February 20, 2013 § 12 Comments
For some reason, people come to the Internet with high expectations of finding solutions to their problems.
In certain situations that is a reasonable expectation: if I am looking for DIY instructions about how to replace the sync/charge connector on an iPhone, or if I want to find out about concealed carry laws in Virginia, or if I need a concrete plan to taper someone off of benzodiazepines safely, the Internet will frequently provide better, faster, and more comprehensive information than what we would get by talking to an Apple “genius”, a local cop, or a doctor.
But sometimes we are talking about less narrowly scoped problems, and sometimes there isn’t a good solution. Sometimes the Kobayashi Maru scenario is real, not a simulation which can be cheated. Even if a good solution exists finding it requires that we first, without prejudice toward particular solutions, understand the factual situation. That makes agreement on the factual situation precedent to any discussion of solutions; solutions which, we must acknowledge at the outset, may not exist at all.

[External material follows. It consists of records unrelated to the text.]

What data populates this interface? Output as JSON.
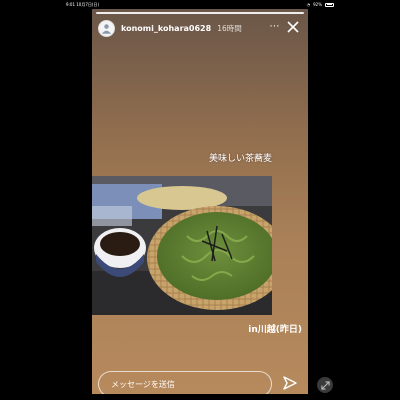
{
  "status_bar": {
    "time_date": "9:01  10月7日(日)",
    "wifi": "WiFi",
    "battery": "92%"
  },
  "story": {
    "username": "konomi_kohara0628",
    "time_ago": "16時間",
    "more_icon": "⋯",
    "caption_top": "美味しい茶蕎麦",
    "caption_bottom": "in川越(昨日)",
    "message_placeholder": "メッセージを送信"
  },
  "colors": {
    "background": "#000000",
    "story_gradient_top": "#6a5648",
    "story_gradient_bottom": "#b78a5d"
  }
}
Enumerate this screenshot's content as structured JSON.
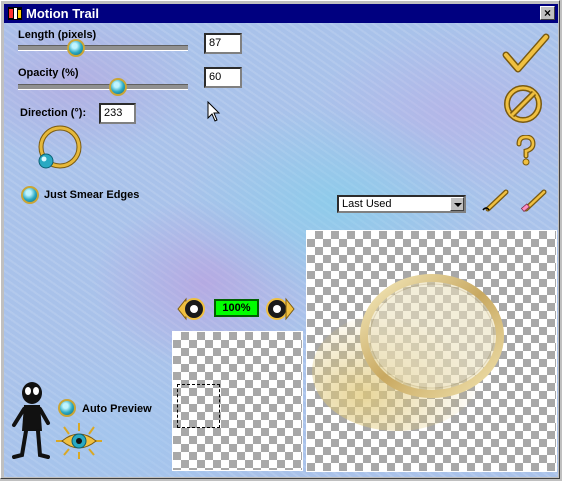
{
  "window": {
    "title": "Motion Trail",
    "close_glyph": "×"
  },
  "length": {
    "label": "Length (pixels)",
    "value": "87",
    "level": 0.32
  },
  "opacity": {
    "label": "Opacity (%)",
    "value": "60",
    "level": 0.6
  },
  "direction": {
    "label": "Direction (°):",
    "value": "233"
  },
  "smear": {
    "label": "Just Smear Edges"
  },
  "preset": {
    "selected": "Last Used"
  },
  "zoom": {
    "value": "100%"
  },
  "auto_preview": {
    "label": "Auto Preview"
  },
  "icons": [
    "checkmark-icon",
    "cancel-icon",
    "help-icon",
    "save-preset-icon",
    "delete-preset-icon",
    "zoom-in-icon",
    "zoom-out-icon",
    "mascot-icon",
    "eye-icon",
    "mouse-pointer-icon"
  ],
  "colors": {
    "titlebar": "#000080",
    "gold": "#d9a825",
    "teal": "#2aa9c2",
    "zoom_badge": "#00ff00"
  }
}
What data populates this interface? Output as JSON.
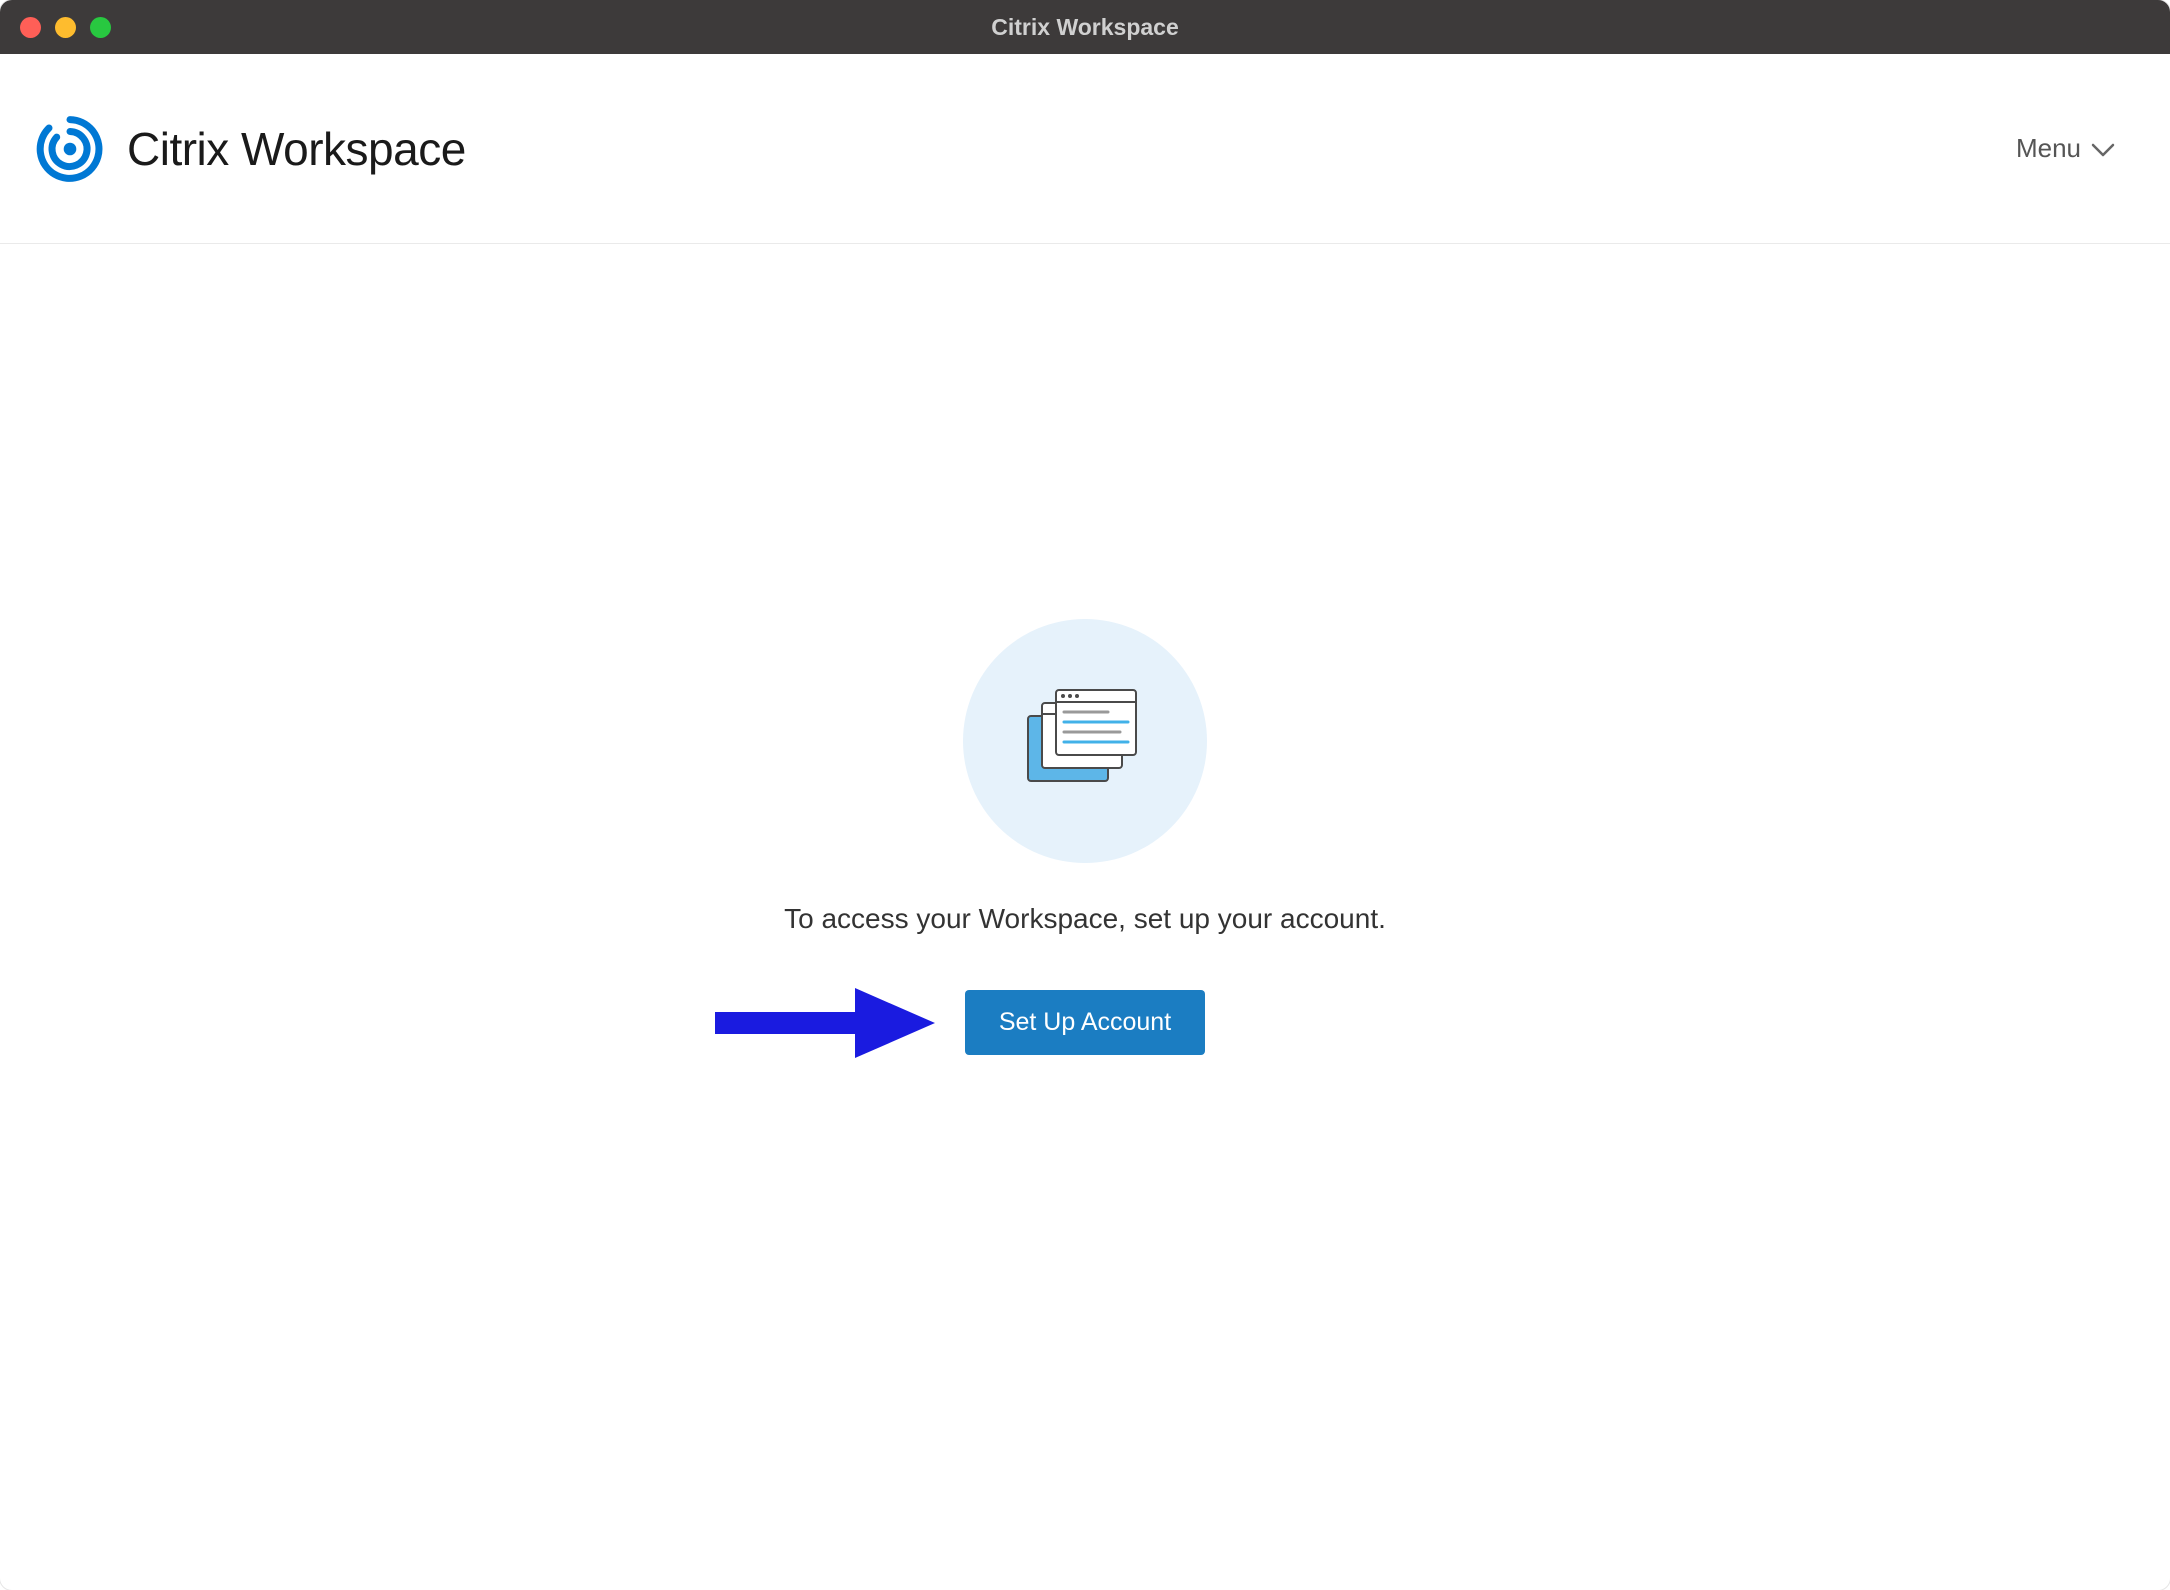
{
  "window": {
    "title": "Citrix Workspace"
  },
  "header": {
    "brand_text": "Citrix Workspace",
    "menu_label": "Menu"
  },
  "content": {
    "prompt": "To access your Workspace, set up your account.",
    "setup_button_label": "Set Up Account"
  },
  "colors": {
    "accent": "#1b7dc2",
    "logo": "#0078d4",
    "arrow": "#1a1be0",
    "illustration_bg": "#e6f2fb"
  }
}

When everyone in the lifeboat says they want to drink the seawater and you tell them that drinking the seawater is no solution, that it will actually aggravate the problem, they’ll often ask what alternative solutions are on offer. Some might suggest what is in the gasoline cans as an alternative. Still others may propose that some people should be sacrificed and that the survivors should drink their blood.
The people on the lifeboat may not want to hear that none of the solutions on offer are both morally acceptable and actually help to solve the problem. They may even think that there is something morally questionable about a person who suggests that this is the case.
But someone with the conceit of believing that he has taken the Red Pill – which is a cultural allusion to seeing the real world as it actually is, and accepting that often painful reality – had better be ready to accept that many of the solutions on offer aren’t going to work out the way that wishful thinking proposes. The more difficult the problem, the more likely it is that the ‘solutions’ on offer are in fact impractical, will not achieve the hoped-for results in fact, and/or are morally unacceptable.